As I said last time, we live in Subang Jaya, a posh neighbourhood just outside of Kuala Lumpur, the capital city of Malaysia.
People here love living in condos. This is the view when I look up the street.
Me, I like to be a bit more private, so we live in a house. That red car is mine, and the truck is Sam's our neighbour.
As you can see, our home is very private, thanks to our tree.
Many people here cut down their trees and cement over everything. They don't like 'mess'. Me, I love the tree because it's home to lots of wildlife.
For example, we have tree shrews, called tupai in Malay.
These little creatures act a lot like squirrels. They run around the tree, shoving each other off branches as they quarrel over seeds. They also raid the cat biscuit bowl that belongs to the kitchen cats, the strays who live in the back lane.
This intrepid fellow came inside to steal, got caught in our bathroom and had to be escorted off the premises.
Luckily for them, our cats and the strays completely ignore them.
Our tree also attracts bats, and while they swoop through the living room on some nights, I've never been able to capture it on camera.
And we have birds. Loads of them. This one built a nest off our wall, which promptly collapsed when the monsoon rain hit. However, he was luckier next time round when he set up in our big tree.
We get all of this wildlife because we live almost on the equator. It's a balmy 34C/94F all year round and as we're tropical, we have tonnes of rainforest.
We also get some amazing bugs. Two years ago, we had termites. That took some effort to deal with and one of our neighbours actually lost a part of his house.
For us, the big problem was bees. They decided that our roof was the perfect place to build a hive.
In Europe, you'd call the council and they'd come and get the bees for you. Everyone back there is super protective of bees.

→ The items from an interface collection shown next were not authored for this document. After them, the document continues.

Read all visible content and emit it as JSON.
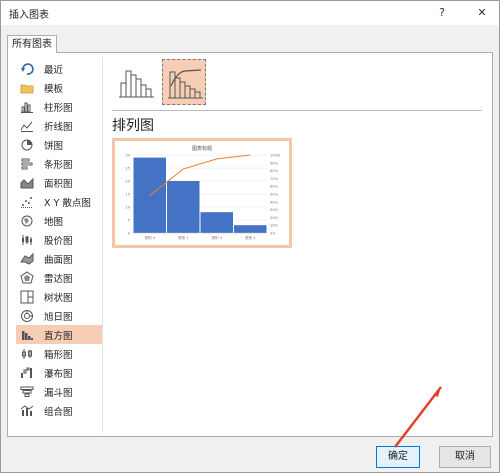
{
  "window": {
    "title": "插入图表",
    "help_label": "?",
    "close_label": "✕"
  },
  "tabs": [
    {
      "label": "所有图表"
    }
  ],
  "sidebar": {
    "items": [
      {
        "label": "最近",
        "icon": "recent-icon"
      },
      {
        "label": "模板",
        "icon": "folder-icon"
      },
      {
        "label": "柱形图",
        "icon": "column-chart-icon"
      },
      {
        "label": "折线图",
        "icon": "line-chart-icon"
      },
      {
        "label": "饼图",
        "icon": "pie-chart-icon"
      },
      {
        "label": "条形图",
        "icon": "bar-chart-icon"
      },
      {
        "label": "面积图",
        "icon": "area-chart-icon"
      },
      {
        "label": "X Y 散点图",
        "icon": "scatter-chart-icon"
      },
      {
        "label": "地图",
        "icon": "map-chart-icon"
      },
      {
        "label": "股价图",
        "icon": "stock-chart-icon"
      },
      {
        "label": "曲面图",
        "icon": "surface-chart-icon"
      },
      {
        "label": "雷达图",
        "icon": "radar-chart-icon"
      },
      {
        "label": "树状图",
        "icon": "treemap-chart-icon"
      },
      {
        "label": "旭日图",
        "icon": "sunburst-chart-icon"
      },
      {
        "label": "直方图",
        "icon": "histogram-chart-icon",
        "selected": true
      },
      {
        "label": "箱形图",
        "icon": "box-whisker-chart-icon"
      },
      {
        "label": "瀑布图",
        "icon": "waterfall-chart-icon"
      },
      {
        "label": "漏斗图",
        "icon": "funnel-chart-icon"
      },
      {
        "label": "组合图",
        "icon": "combo-chart-icon"
      }
    ]
  },
  "subtypes": [
    {
      "icon": "histogram-subtype-icon",
      "selected": false
    },
    {
      "icon": "pareto-subtype-icon",
      "selected": true
    }
  ],
  "selected_subtype_title": "排列图",
  "chart_data": {
    "type": "bar",
    "title": "图表标题",
    "categories": [
      "类别 4",
      "类别 1",
      "类别 3",
      "类别 2"
    ],
    "series": [
      {
        "values": [
          29,
          20,
          8,
          3
        ]
      },
      {
        "type": "line",
        "values": [
          48,
          82,
          95,
          100
        ]
      }
    ],
    "ylim": [
      0,
      30
    ],
    "y_ticks": [
      "0",
      "5",
      "10",
      "15",
      "20",
      "25",
      "30"
    ],
    "y2lim": [
      0,
      100
    ],
    "y2_ticks": [
      "0%",
      "10%",
      "20%",
      "30%",
      "40%",
      "50%",
      "60%",
      "70%",
      "80%",
      "90%",
      "100%"
    ],
    "bar_color": "#4472c4",
    "line_color": "#ed7d31",
    "grid": true
  },
  "footer": {
    "ok_label": "确定",
    "cancel_label": "取消"
  },
  "colors": {
    "accent": "#f6cdb5",
    "highlight_border": "#f4c6a8",
    "arrow": "#e0402a"
  }
}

Here in Malaysia, we have loads of them and they're considered a pest. When I called our council, they were baffled. "Just set them on fire," the lady said. "We'll send the bomba. (fire brigade)"
I called friends in the national wildlife department, the zoo, and even found the national bee keeper association, and got nothing. Zip, zero, zilch.
I tried lighting incense under the nest, hoping to drive them away. They liked the perfumed smoke.
At this point, we had several hundred bees flying into the house every morning and evening. I got stung a couple of times, and so something had to be done. In short, the bomba came and set fire to the nest. While I was totally impressed by their bravery, it was sad.
The bees just came back and rebuilt. I went through all the motions again, and still couldn't find a proper way to deal with them. When my neighbour said she was fighting them off in the morning, I called Rentokill. That was a sad day.
Anyway, the bees came back again. And as they swarmed in the roof again, I got lucky. A totally random old blog post introduced me to Saiful Hizam, who runs Carambola Bee Farm. I emailed him, and the man called me back immediately.
It turns out they were wild tropical honey bees, and as that's Saiful's business, he said he'd like to have them. talk about happy!
Saiful lifted up some roof tiles and wafted some smoke into the gap, quieting them. And then he leaned in and picked out the queen. He put her in a box, set the box on the roof by the gap, and then we had a cup of tea while the hive packed up and got into the box with their leader.
|This was the nest. It was about two shoe boxes in size.|
|The bees are crowding into the box, keen to be with their queen.|
The whole thing took about an hour, and then Saiful closed the box up and toted the hive off to his farm.
Happily ever after, right? The thing is, the Saifuls of this world are few and far between.
Saiful is a walking encyclopedia about everything bee. He produces honey, goes trapping wild bees in the rainforest - it's absolutely fascinating. He's also doing bee sting therapy, which is not my cup of tea but I'm sure it's huge with the alternative crowd. (Please be super careful, and consult with your family doctor before you do anything like this.)
This is him, Saiful, the bee man from Carambola Bee Farm.
If I were back home in Spain, my local council would have him on speed dial. Or at least, they'd look up their contact list and find him for me.
In Malaysia, information is very hard to find. Councils, police stations, and services you'd think would be connected over super efficient networks, just aren't. You have to be jacked in to the local network to get things done. It makes life very interesting, and I just love living here. However, it can also be infuriating, sad, and wasteful.
Anyway, should you be interested in bees, here's how to find Saiful.
Carambola Bee Farm No. 8-2 Jalan Wangsa Delima 11. D'wangsa, Wangsa Melawati 53300 Kuala Lumpur. Also, please visit him on his facebook page and check out his blog.
Also, if you are a bee wrangler in Malaysia, do let me know your name, your contact number and where you are. Then when people ask me for help, I can send them your way. You can find me here on Facebook. Or you can leave a note with your web site address in the comments below.
Also, please, please, please tell someone about my books.
The Zeta Cartel series
The Prydain series
Hugs and talk soon! PS If you want to be sure to catch every post, drop your email in the follow box, top right of this page.